Bark Cockroach

Photo(s): 

Bark Cockroach

Laxta sp.


Nocturnal. A communal insect that lives in small colonies using scent to communicate with each other. Many cockroaches lay their eggs protected in a tough, leathery capsule while some give birth to live young. The nymphs resemble their parents and moult up to 12 times before reaching adult size. 


Details Description
Type
Invertebrate
Group
Insect - Cockroach
Identifying Characteristics

Body oval shaped, dark brown or grey brown, up to 3 cm in length. Males have wings and a pale edge to their thorax. Females are wingless and have a broader body. Sometimes called trilobite roaches because of their trilobite-like appearance.

Distinctive Markings

Dark, oval shaped, very flat body.

Diet

Herbivore. Eats wood fibres. Adult cockroaches are eaten by other invertebrates (especially spiders), birds, lizards, frogs and mammals. They are also parasitised by round worms and wasps.

Habitat

Lives under bark or under rotting logs in forests, woodlands and heathland.

Native Status
Native to Australia
Taxonomy
Phylum
Arthropoda
Class
Insecta
Order
Blattodea
Family
Blaberidae
Genus
Laxta
Species
sp.
Found throughout Australia, including throughout Victoria.

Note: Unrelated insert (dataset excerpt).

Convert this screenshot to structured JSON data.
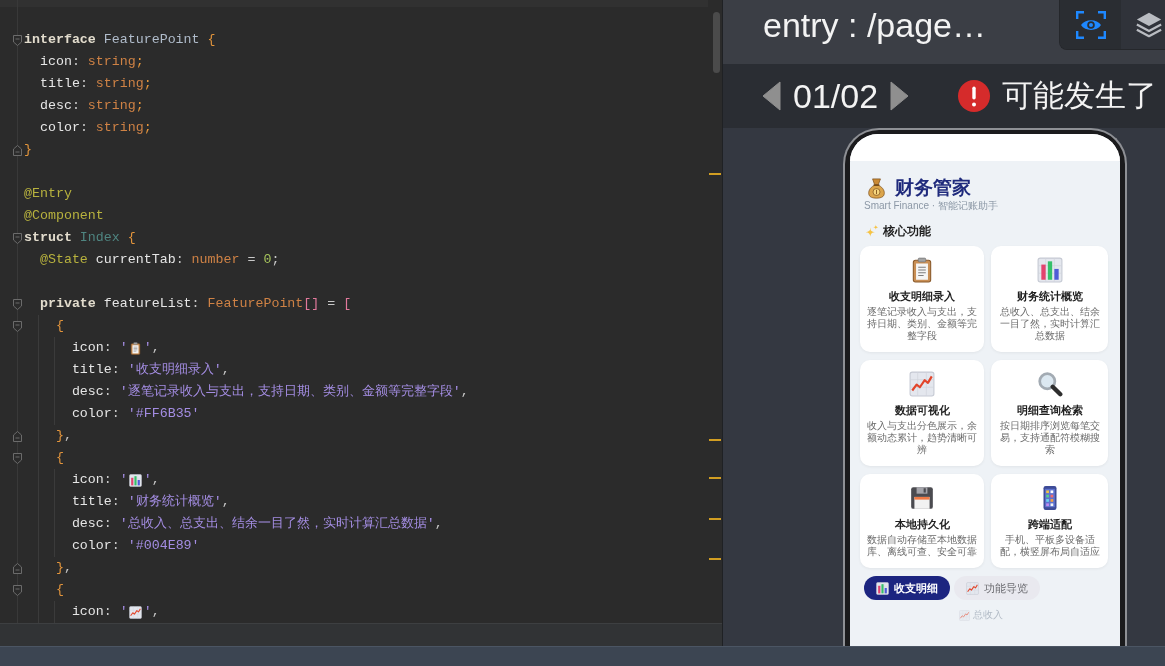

Distribution maps indicate current and historic locations where species have been sighted.

Source: Atlas of Living Australia

Conservation Status
DEPI Advisory List
Not listed
FFG Act
Not listed
EPBC Act
Not listed

The conservation status of species is listed within Victoria and Australia.

The Department of Environment and Primary Industry (DEPI) Advisory List consists of non-statutory advisory lists of rare or threatened flora and fauna within Victoria.

The Flora and Fauna Guarantee Act 1988 (FFG Act) lists threatened species in Victoria. Under the Act, an Action Statement is produced for each listed species.

The Environment Protection and Biodiversity Conservation Act 1999 (EPBC Act) is the Australian Government’s key piece of environmental legislation, listing nationally threatened native species and ecological communities.